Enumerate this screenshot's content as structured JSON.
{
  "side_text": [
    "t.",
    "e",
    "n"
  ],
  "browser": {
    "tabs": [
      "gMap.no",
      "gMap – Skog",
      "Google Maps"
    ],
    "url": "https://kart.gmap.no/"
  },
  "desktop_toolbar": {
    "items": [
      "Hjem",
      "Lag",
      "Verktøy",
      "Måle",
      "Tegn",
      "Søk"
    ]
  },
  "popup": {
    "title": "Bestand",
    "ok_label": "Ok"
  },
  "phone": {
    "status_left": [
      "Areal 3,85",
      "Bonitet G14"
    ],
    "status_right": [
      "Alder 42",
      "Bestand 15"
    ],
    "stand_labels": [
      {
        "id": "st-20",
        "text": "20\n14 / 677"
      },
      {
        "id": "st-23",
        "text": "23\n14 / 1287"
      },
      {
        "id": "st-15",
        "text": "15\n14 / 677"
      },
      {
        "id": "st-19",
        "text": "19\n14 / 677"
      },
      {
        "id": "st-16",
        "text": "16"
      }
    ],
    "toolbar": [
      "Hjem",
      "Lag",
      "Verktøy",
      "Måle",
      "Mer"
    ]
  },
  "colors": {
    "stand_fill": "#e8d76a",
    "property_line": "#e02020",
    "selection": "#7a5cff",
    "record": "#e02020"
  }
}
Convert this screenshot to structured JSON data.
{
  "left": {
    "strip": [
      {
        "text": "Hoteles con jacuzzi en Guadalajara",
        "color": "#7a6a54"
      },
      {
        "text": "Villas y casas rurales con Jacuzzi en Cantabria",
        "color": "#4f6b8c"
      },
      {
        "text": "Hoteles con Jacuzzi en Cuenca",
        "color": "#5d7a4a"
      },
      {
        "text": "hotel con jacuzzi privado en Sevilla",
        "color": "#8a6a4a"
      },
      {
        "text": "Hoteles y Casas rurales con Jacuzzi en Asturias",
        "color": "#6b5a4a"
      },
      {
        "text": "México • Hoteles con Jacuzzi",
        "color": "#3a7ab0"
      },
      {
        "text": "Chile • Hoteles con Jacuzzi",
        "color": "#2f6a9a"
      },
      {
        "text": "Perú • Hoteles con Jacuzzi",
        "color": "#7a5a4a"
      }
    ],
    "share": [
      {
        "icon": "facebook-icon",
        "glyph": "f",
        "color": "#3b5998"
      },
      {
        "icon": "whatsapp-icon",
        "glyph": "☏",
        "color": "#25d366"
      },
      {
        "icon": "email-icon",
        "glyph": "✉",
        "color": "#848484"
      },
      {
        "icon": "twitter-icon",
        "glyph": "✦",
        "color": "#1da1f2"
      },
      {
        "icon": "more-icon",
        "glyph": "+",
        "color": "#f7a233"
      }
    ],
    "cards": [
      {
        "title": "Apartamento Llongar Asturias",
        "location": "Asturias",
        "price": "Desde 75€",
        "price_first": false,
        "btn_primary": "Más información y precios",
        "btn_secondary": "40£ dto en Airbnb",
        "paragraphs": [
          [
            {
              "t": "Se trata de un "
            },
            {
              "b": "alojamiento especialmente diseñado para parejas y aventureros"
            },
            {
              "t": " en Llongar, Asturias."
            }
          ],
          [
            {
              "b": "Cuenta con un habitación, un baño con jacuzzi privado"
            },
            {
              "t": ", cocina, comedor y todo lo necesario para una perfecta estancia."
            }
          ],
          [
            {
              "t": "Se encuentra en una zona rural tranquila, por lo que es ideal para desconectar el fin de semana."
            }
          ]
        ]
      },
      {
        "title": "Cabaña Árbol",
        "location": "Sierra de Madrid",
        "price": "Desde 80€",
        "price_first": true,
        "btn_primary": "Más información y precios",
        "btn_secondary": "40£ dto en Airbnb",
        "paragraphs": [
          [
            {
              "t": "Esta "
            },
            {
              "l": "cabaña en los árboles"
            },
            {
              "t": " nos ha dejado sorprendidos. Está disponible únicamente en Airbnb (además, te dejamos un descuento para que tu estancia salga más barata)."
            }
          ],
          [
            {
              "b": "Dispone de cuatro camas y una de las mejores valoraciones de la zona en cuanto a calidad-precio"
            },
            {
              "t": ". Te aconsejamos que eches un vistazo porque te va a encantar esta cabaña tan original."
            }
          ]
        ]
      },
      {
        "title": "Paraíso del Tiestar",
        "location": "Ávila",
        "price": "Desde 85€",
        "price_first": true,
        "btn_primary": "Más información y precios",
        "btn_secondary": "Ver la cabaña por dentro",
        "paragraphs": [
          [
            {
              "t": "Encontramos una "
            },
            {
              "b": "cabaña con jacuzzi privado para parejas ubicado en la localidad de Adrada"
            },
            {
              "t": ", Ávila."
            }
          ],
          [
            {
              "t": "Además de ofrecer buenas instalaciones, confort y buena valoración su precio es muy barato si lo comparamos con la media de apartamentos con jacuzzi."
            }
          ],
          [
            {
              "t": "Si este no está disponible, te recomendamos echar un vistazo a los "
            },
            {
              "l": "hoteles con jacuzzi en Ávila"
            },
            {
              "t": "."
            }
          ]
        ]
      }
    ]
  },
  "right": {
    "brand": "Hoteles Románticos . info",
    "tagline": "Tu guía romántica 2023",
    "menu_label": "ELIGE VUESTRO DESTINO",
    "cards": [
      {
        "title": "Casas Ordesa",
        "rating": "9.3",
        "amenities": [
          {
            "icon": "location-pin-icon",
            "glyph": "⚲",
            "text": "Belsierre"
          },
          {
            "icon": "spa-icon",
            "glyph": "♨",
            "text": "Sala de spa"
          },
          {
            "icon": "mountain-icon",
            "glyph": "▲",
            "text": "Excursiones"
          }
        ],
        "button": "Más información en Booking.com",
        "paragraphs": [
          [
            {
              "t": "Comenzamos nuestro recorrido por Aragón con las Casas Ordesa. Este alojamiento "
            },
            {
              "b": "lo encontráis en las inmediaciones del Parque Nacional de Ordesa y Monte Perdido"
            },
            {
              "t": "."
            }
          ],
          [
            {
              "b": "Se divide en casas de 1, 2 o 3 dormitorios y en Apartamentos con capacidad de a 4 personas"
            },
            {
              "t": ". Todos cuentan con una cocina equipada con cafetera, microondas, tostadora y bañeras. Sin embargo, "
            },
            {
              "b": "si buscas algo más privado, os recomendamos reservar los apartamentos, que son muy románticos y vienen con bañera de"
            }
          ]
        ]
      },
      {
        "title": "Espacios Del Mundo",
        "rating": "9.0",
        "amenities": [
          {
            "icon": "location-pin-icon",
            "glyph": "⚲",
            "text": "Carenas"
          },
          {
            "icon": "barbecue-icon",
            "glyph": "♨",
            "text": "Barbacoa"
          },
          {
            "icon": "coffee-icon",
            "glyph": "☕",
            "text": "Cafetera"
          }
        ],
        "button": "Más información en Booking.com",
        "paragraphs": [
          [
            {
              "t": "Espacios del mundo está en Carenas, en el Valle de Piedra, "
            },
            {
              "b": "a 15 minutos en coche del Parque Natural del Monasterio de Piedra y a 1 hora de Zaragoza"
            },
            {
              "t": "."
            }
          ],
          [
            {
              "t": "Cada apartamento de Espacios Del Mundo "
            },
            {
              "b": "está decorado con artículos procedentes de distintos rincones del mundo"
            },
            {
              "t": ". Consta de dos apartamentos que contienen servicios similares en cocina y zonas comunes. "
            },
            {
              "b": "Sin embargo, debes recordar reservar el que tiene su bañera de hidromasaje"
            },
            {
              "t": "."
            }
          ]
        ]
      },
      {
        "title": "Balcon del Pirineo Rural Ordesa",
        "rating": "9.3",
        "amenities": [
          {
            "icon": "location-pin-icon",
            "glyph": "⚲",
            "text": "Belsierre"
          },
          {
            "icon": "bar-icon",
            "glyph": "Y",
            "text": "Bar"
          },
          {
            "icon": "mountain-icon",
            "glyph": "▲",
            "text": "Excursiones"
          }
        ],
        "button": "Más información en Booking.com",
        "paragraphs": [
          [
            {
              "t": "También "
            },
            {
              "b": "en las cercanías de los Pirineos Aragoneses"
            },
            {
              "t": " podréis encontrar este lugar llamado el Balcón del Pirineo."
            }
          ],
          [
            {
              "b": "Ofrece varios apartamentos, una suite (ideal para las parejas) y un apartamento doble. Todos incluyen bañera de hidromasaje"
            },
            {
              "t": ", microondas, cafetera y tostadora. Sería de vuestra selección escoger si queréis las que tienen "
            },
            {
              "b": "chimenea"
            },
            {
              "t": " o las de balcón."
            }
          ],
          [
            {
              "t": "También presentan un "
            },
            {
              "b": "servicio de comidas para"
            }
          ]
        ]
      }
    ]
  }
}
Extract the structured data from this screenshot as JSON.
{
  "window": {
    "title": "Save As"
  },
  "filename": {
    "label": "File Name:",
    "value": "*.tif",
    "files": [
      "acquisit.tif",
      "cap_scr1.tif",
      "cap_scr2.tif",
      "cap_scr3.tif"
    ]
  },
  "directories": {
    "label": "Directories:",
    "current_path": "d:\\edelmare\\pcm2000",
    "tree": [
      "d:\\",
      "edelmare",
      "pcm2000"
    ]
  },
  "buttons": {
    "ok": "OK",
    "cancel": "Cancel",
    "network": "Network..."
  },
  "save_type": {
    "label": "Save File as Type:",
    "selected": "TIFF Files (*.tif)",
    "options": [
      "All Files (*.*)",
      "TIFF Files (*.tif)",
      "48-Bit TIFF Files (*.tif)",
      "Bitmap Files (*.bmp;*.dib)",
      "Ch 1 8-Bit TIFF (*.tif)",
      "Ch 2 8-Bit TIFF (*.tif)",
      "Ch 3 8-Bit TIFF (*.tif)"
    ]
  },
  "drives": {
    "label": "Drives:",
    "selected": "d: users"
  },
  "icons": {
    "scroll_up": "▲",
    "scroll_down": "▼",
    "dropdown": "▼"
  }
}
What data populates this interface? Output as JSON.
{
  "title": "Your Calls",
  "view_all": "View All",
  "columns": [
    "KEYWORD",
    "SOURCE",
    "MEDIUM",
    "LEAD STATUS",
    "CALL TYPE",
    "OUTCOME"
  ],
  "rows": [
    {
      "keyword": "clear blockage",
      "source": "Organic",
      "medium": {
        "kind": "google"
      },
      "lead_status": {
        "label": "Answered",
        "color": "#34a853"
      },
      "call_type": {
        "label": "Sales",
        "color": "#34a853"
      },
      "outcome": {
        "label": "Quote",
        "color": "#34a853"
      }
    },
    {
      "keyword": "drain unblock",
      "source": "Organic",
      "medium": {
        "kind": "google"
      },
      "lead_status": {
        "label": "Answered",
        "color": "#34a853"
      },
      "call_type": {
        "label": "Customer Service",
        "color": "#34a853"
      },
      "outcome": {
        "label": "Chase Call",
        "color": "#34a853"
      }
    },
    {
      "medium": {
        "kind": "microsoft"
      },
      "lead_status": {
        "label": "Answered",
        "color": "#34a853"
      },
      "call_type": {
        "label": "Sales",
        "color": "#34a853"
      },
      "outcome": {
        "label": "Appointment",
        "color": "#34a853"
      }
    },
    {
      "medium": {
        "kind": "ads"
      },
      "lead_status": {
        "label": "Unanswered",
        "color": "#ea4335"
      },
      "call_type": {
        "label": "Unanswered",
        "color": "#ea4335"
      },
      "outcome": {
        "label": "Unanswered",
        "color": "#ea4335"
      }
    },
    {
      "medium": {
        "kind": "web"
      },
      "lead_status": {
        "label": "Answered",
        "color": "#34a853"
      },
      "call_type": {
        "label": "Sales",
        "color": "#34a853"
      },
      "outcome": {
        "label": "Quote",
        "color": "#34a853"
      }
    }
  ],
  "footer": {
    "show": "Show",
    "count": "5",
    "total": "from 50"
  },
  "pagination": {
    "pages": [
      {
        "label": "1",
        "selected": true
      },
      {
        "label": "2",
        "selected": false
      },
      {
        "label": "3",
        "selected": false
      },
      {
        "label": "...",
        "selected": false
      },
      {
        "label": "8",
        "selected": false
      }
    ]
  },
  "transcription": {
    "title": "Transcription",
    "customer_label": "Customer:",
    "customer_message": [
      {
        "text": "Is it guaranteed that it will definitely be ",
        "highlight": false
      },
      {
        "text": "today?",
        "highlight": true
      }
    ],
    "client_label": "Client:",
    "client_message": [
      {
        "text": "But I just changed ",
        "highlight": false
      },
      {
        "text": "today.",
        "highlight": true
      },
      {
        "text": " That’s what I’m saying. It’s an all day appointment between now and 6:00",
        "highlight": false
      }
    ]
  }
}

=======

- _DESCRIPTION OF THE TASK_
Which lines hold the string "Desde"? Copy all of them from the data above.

- _RESPONSE TO THE TASK_
        "price": "Desde 75€",
        "price": "Desde 80€",
        "price": "Desde 85€",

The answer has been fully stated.